Kingsley posits that we're so early in the virtual reality life-cycle that we don't yet have the language to talk about it properly. "It's exciting, because as a creative person, new frontiers are always opportunities. They're threats, but they're always opportunities as well."
We're just at the end of the novelty phase," says Kingsley. "VR is this novelty, and it's great, and what can it do? We have to learn new words. We have to learn new ways of telling a story. We can't, for example, edit the same way we could do with linear media, with film and television."
Kingsley talks about the literacy of VR, comparing it to the language of television: "If something fades out, often it means a transition of time. If it's a straight cut, it's the same time. If it goes all wobbly, it's a dream sequence. If it changes colour, it goes into flashback. We know the language of film and TV, and, to a certain extent, computer games.

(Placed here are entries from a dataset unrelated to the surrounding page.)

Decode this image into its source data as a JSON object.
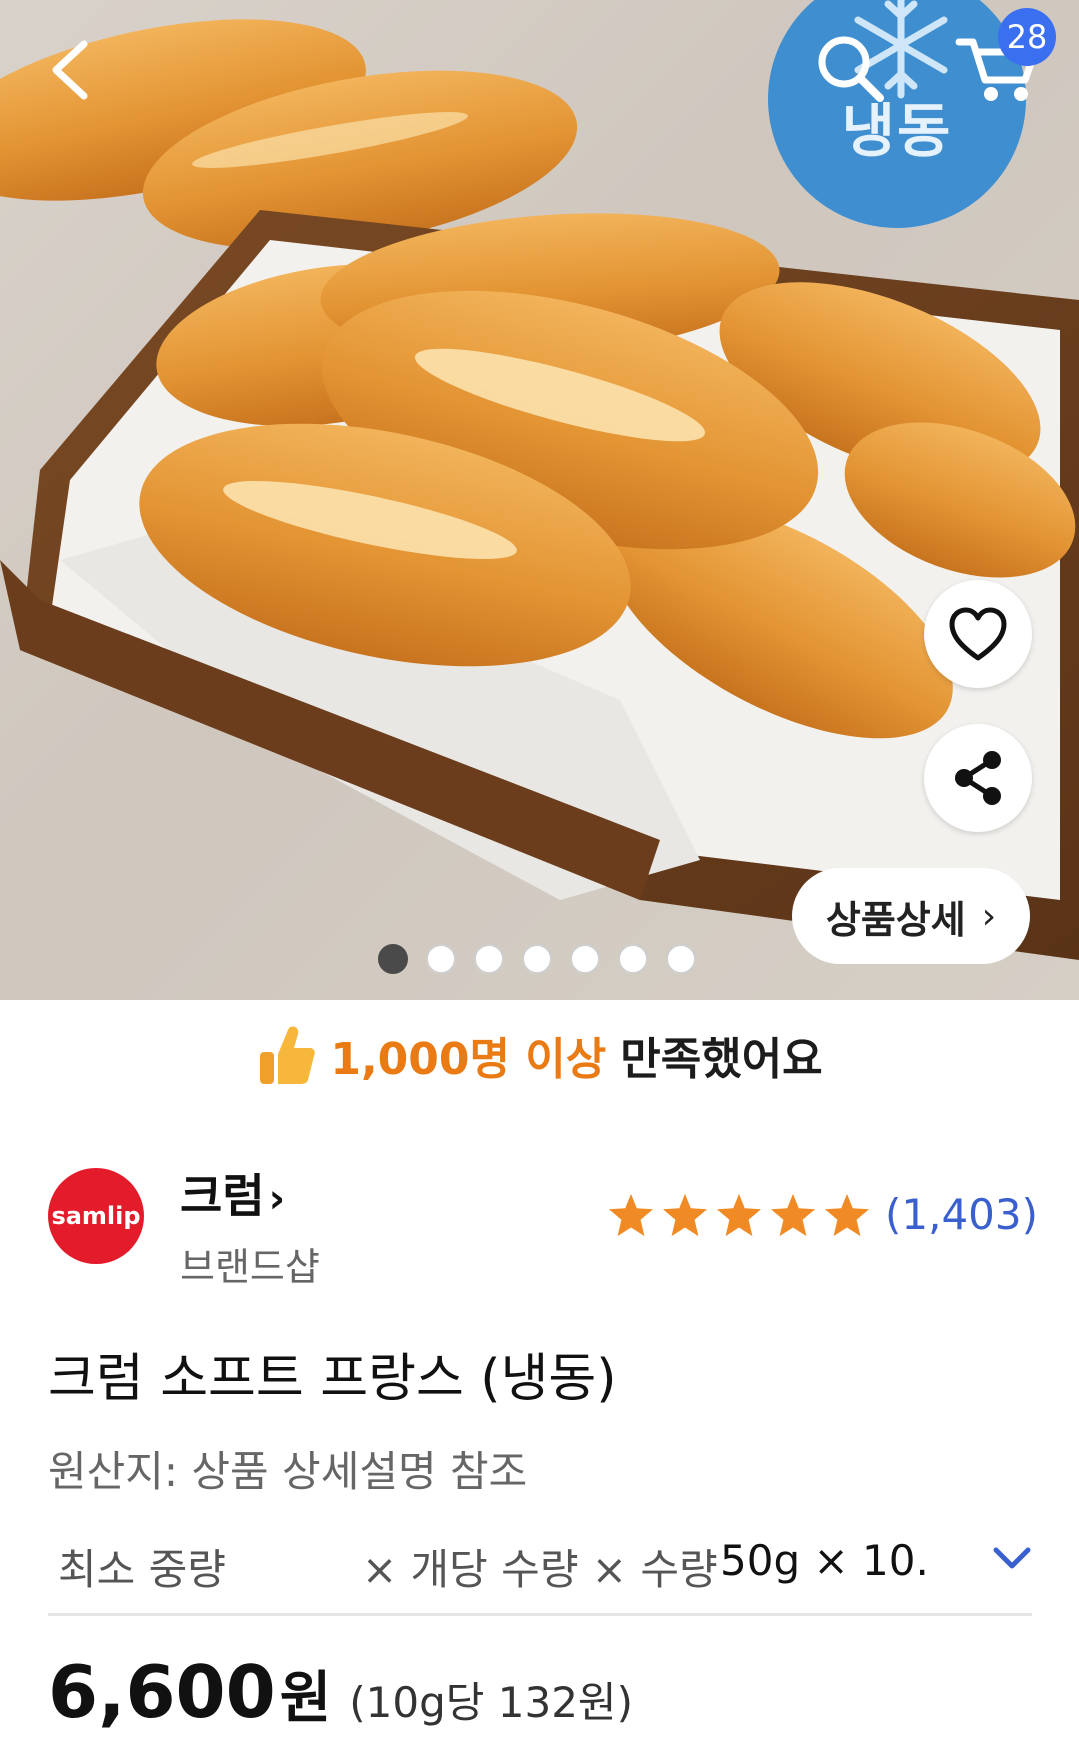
{
  "header": {
    "freeze_badge": "냉동",
    "cart_count": "28",
    "icons": [
      "back-icon",
      "search-icon",
      "cart-icon",
      "snowflake-icon"
    ]
  },
  "gallery": {
    "dots_total": 7,
    "active_index": 0,
    "detail_button": "상품상세",
    "detail_chevron": "›"
  },
  "satisfaction": {
    "highlight": "1,000명 이상",
    "rest": "만족했어요"
  },
  "brand": {
    "logo_text": "samlip",
    "name": "크럼",
    "name_arrow": "›",
    "subtitle": "브랜드샵",
    "rating_stars": 5,
    "review_count": "(1,403)"
  },
  "product": {
    "title": "크럼 소프트 프랑스 (냉동)",
    "origin": "원산지: 상품 상세설명 참조",
    "spec_label_1": "최소 중량",
    "spec_label_2": "× 개당 수량 × 수량",
    "spec_value": "50g × 10...",
    "price": "6,600",
    "price_unit": "원",
    "unit_price": "(10g당 132원)"
  },
  "colors": {
    "accent_orange": "#e97a14",
    "review_blue": "#3a5fcf",
    "cart_badge": "#3a6ff0",
    "freeze_blue": "#3f8fd0",
    "brand_red": "#e31b2a"
  }
}
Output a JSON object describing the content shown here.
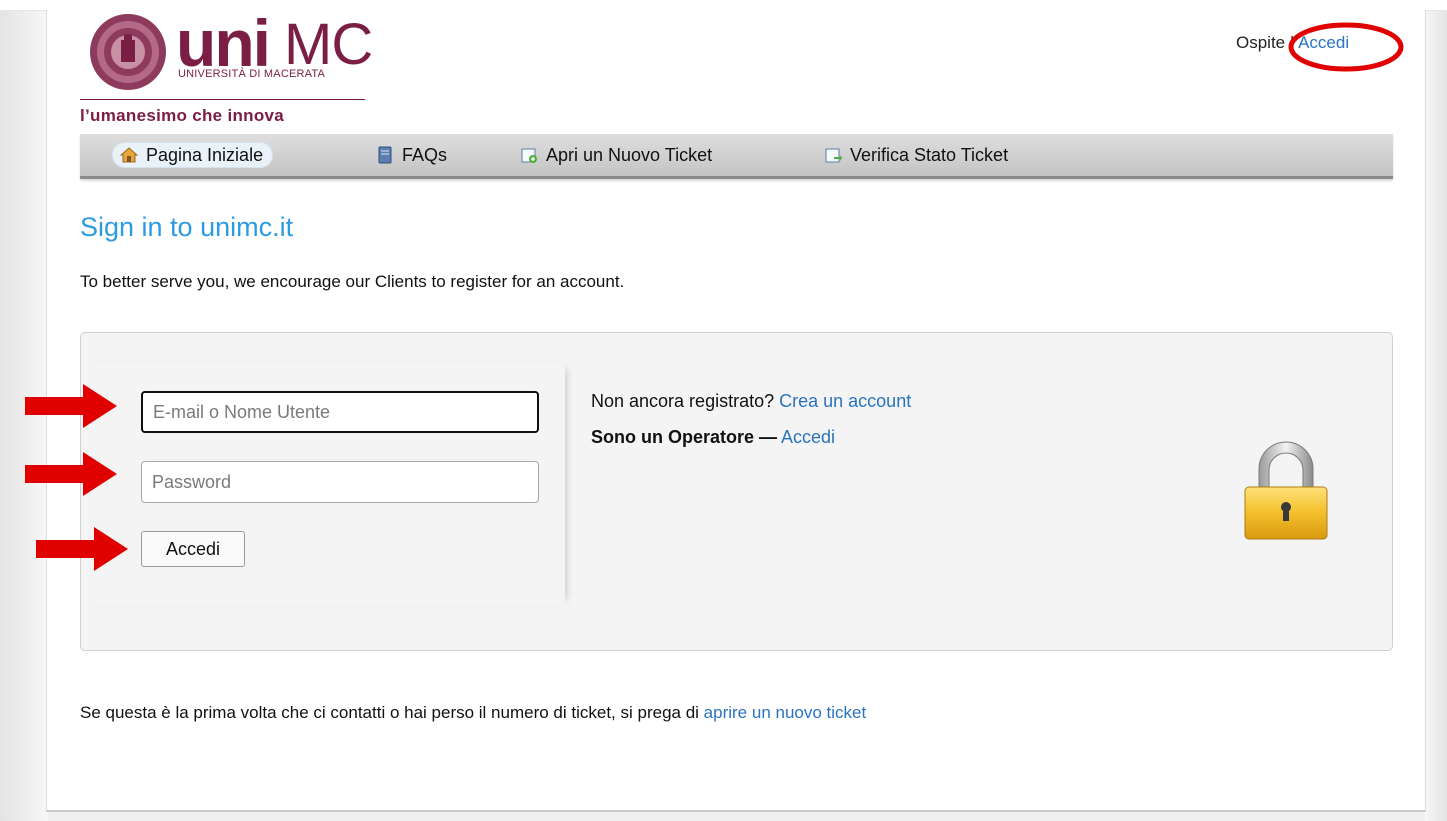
{
  "header": {
    "logo_main": "uni",
    "logo_accent": "MC",
    "logo_subtitle": "UNIVERSITÀ DI MACERATA",
    "tagline": "l’umanesimo che innova",
    "user_label": "Ospite",
    "separator": " | ",
    "login_link": "Accedi"
  },
  "nav": {
    "items": [
      {
        "label": "Pagina Iniziale",
        "icon": "home-icon",
        "active": true
      },
      {
        "label": "FAQs",
        "icon": "book-icon"
      },
      {
        "label": "Apri un Nuovo Ticket",
        "icon": "new-ticket-icon"
      },
      {
        "label": "Verifica Stato Ticket",
        "icon": "ticket-status-icon"
      }
    ]
  },
  "main": {
    "title": "Sign in to unimc.it",
    "intro": "To better serve you, we encourage our Clients to register for an account."
  },
  "login": {
    "username_placeholder": "E-mail o Nome Utente",
    "password_placeholder": "Password",
    "submit_label": "Accedi",
    "register_prompt": "Non ancora registrato?",
    "register_link": "Crea un account",
    "operator_label": "Sono un Operatore —",
    "operator_link": "Accedi"
  },
  "footer": {
    "text": "Se questa è la prima volta che ci contatti o hai perso il numero di ticket, si prega di",
    "link": "aprire un nuovo ticket"
  },
  "colors": {
    "brand": "#7a1f43",
    "link": "#2a73c0",
    "title": "#2d9be0",
    "annotation": "#e00000"
  }
}
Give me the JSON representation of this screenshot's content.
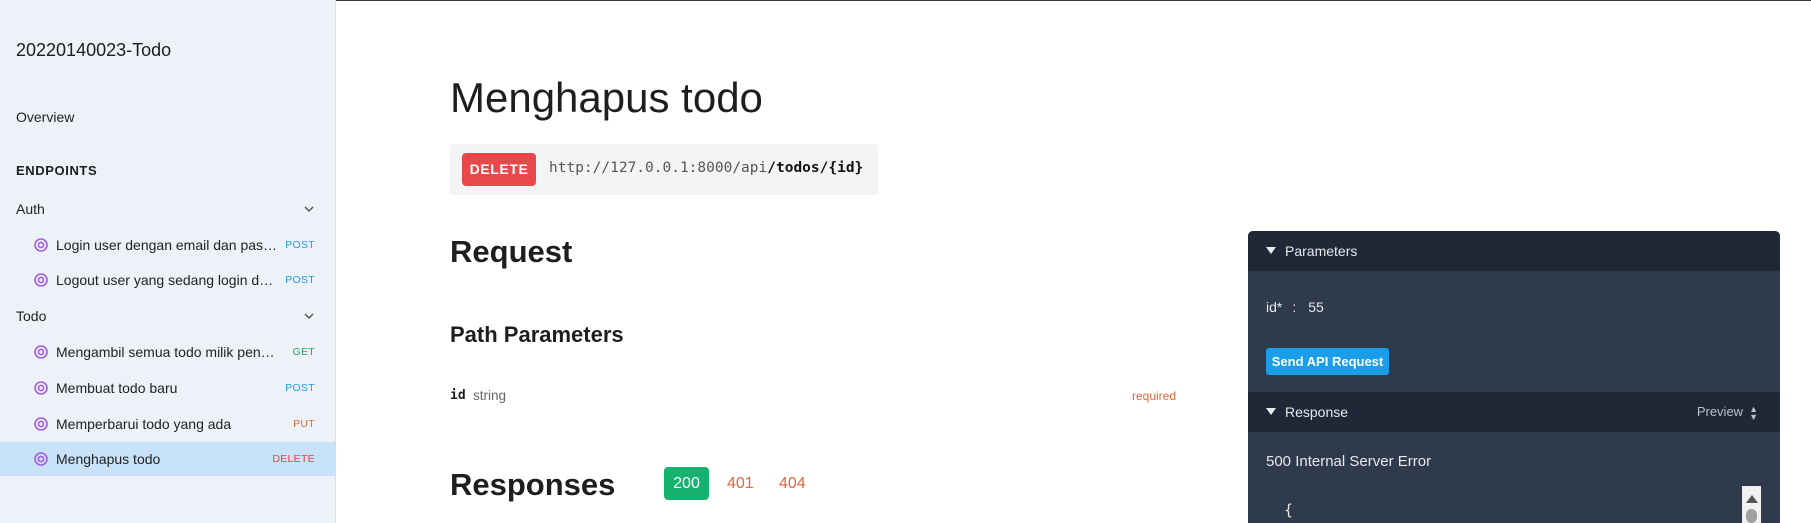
{
  "sidebar": {
    "app_title": "20220140023-Todo",
    "overview": "Overview",
    "endpoints_heading": "ENDPOINTS",
    "groups": [
      {
        "label": "Auth",
        "items": [
          {
            "label": "Login user dengan email dan passw...",
            "method": "POST"
          },
          {
            "label": "Logout user yang sedang login dan ...",
            "method": "POST"
          }
        ]
      },
      {
        "label": "Todo",
        "items": [
          {
            "label": "Mengambil semua todo milik penggu...",
            "method": "GET"
          },
          {
            "label": "Membuat todo baru",
            "method": "POST"
          },
          {
            "label": "Memperbarui todo yang ada",
            "method": "PUT"
          },
          {
            "label": "Menghapus todo",
            "method": "DELETE"
          }
        ]
      }
    ]
  },
  "main": {
    "title": "Menghapus todo",
    "method": "DELETE",
    "url_base": "http://127.0.0.1:8000/api",
    "url_path": "/todos/{id}",
    "request_heading": "Request",
    "path_params_heading": "Path Parameters",
    "params": [
      {
        "name": "id",
        "type": "string",
        "required_label": "required"
      }
    ],
    "responses_heading": "Responses",
    "response_codes": [
      "200",
      "401",
      "404"
    ]
  },
  "try_panel": {
    "parameters_label": "Parameters",
    "param_name": "id*",
    "param_colon": ":",
    "param_value": "55",
    "send_button": "Send API Request",
    "response_label": "Response",
    "preview_label": "Preview",
    "status_text": "500 Internal Server Error",
    "body_start": "{"
  },
  "colors": {
    "sidebar_bg": "#edf1f8",
    "active_item_bg": "#c8e2f7",
    "delete": "#e8484a",
    "post": "#1a9ee8",
    "get": "#1faa5a",
    "put": "#e2673a",
    "success": "#18b270",
    "panel_bg": "#2f3a4b",
    "panel_header_bg": "#1f2836",
    "endpoint_icon": "#a35ee0"
  },
  "icons": {
    "endpoint": "target-icon",
    "collapse": "chevron-down-icon",
    "section_toggle": "triangle-down-icon",
    "sort": "sort-icon"
  }
}
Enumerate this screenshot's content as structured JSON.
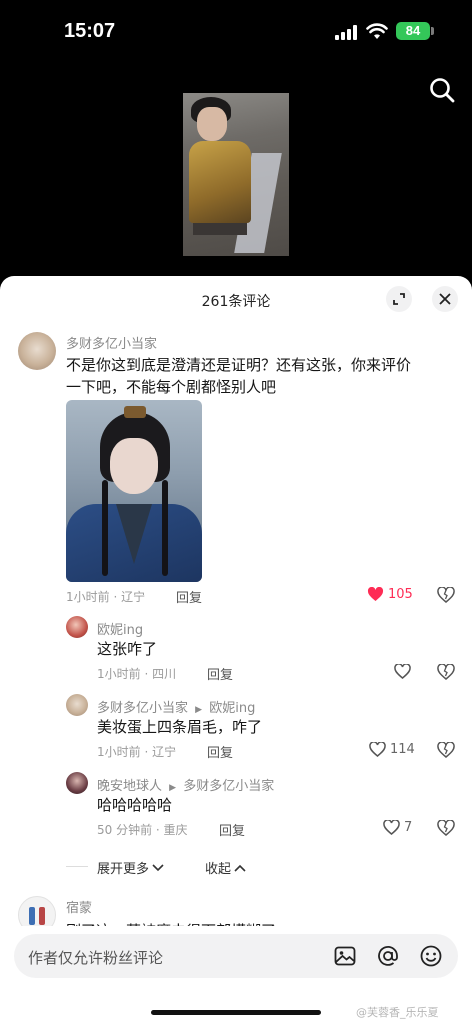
{
  "status": {
    "time": "15:07",
    "battery": "84"
  },
  "sheet": {
    "title": "261条评论"
  },
  "comments": [
    {
      "user": "多财多亿小当家",
      "text_line1": "不是你这到底是澄清还是证明？还有这张，你来评价",
      "text_line2": "一下吧，不能每个剧都怪别人吧",
      "meta": "1小时前 · 辽宁",
      "reply_label": "回复",
      "likes": "105",
      "liked": true
    }
  ],
  "replies": [
    {
      "user": "欧妮ing",
      "reply_to": "",
      "text": "这张咋了",
      "meta": "1小时前 · 四川",
      "reply_label": "回复",
      "likes": ""
    },
    {
      "user": "多财多亿小当家",
      "reply_to": "欧妮ing",
      "text": "美妆蛋上四条眉毛，咋了",
      "meta": "1小时前 · 辽宁",
      "reply_label": "回复",
      "likes": "114"
    },
    {
      "user": "晚安地球人",
      "reply_to": "多财多亿小当家",
      "text": "哈哈哈哈哈",
      "meta": "50 分钟前 · 重庆",
      "reply_label": "回复",
      "likes": "7"
    }
  ],
  "thread_controls": {
    "expand": "展开更多",
    "collapse": "收起"
  },
  "next_comment": {
    "user": "宿蒙",
    "text": "刚了这，莫被摩虫得面部模糊了"
  },
  "input": {
    "placeholder": "作者仅允许粉丝评论"
  },
  "watermark": "@芙蓉香_乐乐夏",
  "colors": {
    "like_active": "#fe2c55",
    "sheet_bg": "#ffffff",
    "battery": "#34c759"
  }
}
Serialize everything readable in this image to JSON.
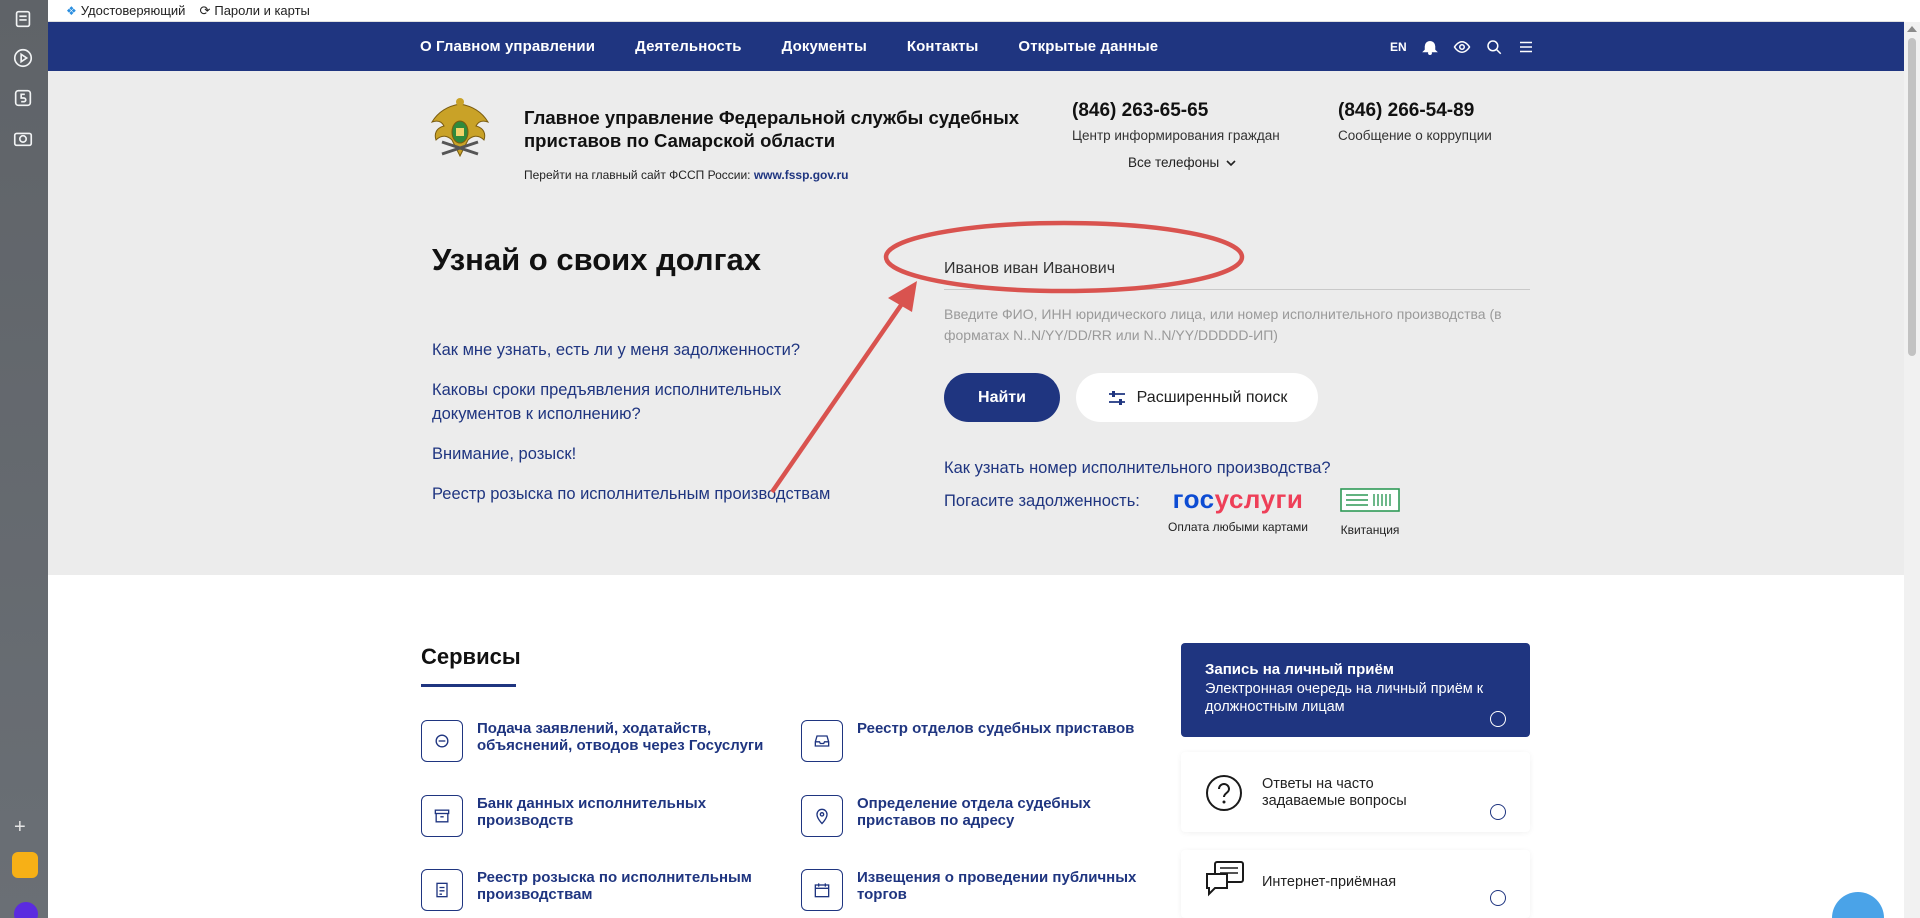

"We sort of know if we go into a big room and there's health packs and potions and stuff and it's a big chamber you think, "Shit. Boss fight." You know it's a boss fight, which is fine, because that's all part of the shared experience, and game designers can play with that. So you can subvert it: make people think it's a boss fight and it's not, or something else that plays with expectations."
Rebellion has its 25th anniversary this week. A full feature on the company will be in the next issue of MCV.